Key Steps to building a robust individual giving program, Part IV – Stewardship: come back and visit us often By Carl Sylvestre

Development is an ongoing process.   Securing a gift is not the end of the process but the beginning of the next phase.  Philanthropy is not a lifeless transaction that transfers money from one set of hands to another.  The focus of philanthropy is to help people recognize that they are in the business of spreading ideas.  To achieve this goal you have to remind your prospects turned donors that they are appreciated.

Defining Stewardship

Stewardship is the act of managing a relationship.  It is coming up with ways to make sure that the donor feels like a member of an extended family.  Stewarding the donor is critical to building good will as well as planting the seeds for future gifts.  When prospects become donors make sure that gifts are acknowledged.  Furthermore, the donor should be regularly informed of the progress of your work and the results that were facilitated from their individual gifts.  

If the donor is treated personally, professionally and kindly their confidence in the organization will continue to be affirmed.  This is where the hard work that has come before reaps its benefits.  It costs the organization money if you do not work hard to retain your donors.  Adding new donors is a time consuming and expensive undertaking and the return on investment increases over a period of time.  There are numerous challenges in the retention of donors, the number of nonprofit organizations increases annually and thus competition for contributions is far greater.

To counter act this reality, it is best to develop a concrete plan on how to keep in touch with your donors.  Be creative in figuring out the tools to make the right connections.  For new donors it starts by welcoming and thanking them quickly.  In acknowledging the gift, restate your mission and tell them what you are doing.  Whenever possible, send a hand written note as this is certain to make them feel special and to be reminded that their action is appreciated.

A key point in the stewardship process is to help your donors think about outcomes, not dollar amounts.  Whether you are asking for a small or large contribution, you need to keep making the case why your organization is the best place for a gift.  Help your supporters think about how far their dollars go and what their gifts accomplishes.  When you share your story and your successes with your audience, you turn unmotivated, occasional givers into engaged, regular donors.

Record Keeping

A key to achieving successful donor management is good record keeping.
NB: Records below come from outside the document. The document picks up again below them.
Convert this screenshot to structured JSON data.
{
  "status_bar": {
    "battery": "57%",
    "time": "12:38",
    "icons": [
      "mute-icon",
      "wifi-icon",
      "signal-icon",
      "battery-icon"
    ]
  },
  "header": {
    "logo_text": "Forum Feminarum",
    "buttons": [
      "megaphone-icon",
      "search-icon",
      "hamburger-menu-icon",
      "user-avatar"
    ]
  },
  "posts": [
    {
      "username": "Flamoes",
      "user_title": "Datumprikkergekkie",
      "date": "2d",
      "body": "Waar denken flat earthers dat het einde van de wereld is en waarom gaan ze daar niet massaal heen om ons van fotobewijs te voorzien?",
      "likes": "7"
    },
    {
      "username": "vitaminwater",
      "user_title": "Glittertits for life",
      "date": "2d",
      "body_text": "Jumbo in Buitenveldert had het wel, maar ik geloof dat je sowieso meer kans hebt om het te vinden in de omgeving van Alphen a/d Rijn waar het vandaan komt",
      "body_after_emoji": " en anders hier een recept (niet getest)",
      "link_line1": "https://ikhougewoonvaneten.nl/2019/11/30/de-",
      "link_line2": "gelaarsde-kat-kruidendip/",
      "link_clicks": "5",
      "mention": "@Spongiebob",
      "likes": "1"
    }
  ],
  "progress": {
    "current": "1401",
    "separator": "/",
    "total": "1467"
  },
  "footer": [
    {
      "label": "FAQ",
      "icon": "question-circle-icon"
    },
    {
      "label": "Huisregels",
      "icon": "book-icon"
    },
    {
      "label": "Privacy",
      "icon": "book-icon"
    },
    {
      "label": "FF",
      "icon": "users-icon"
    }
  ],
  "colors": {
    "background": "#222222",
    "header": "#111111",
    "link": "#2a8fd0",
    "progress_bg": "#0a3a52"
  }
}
There are countless donor management systems on the market, ranging in price from free to tens of thousands of dollars.  Whether or not a dedicated computerized donor database is a worthwhile investment depends on the size of your donor pool, long-term goals, and the number of the organization’s staff that is dedicated to fundraising.

As part of the database you aim to capture the following:  

  • Donor names and contact info.
  • Date, amount and designation – how the money is to be used – of any gift received.
  • For pledges – amount of gift, number of payments, and payment dates.
  • Do not contact, do not solicit, do not email/mail/call requests that you must honor.

It helps to keep a brief record of any meetings or conversations with the donor or prospect where they indicate any likes or dislikes about your organization.  This information is the building block for future requests.

Challenges In Good Stewardship

Staff and even leadership turn over are some of the challenges in stewardship.  Regardless of what happens, the organization needs to be able to continue the relationship with the donor even if the primary contact person in the organization is no longer around.  In addition, keeping good records has financial and legal implications, especially if you are accepting donations for a certain program, you need to be able to demonstrate that the funds were spent as intended by the donor.

Keep Growing

Developing and growing an individual giving base is an on going process with the ability to learn at each step of the process.  As you build your program, you will be working continually with different prospects/donors who are at various phases in this process.  Do not lose sight of the final goal, which is helping you do the work that must be done.  That is how the program continues to evolve and grow.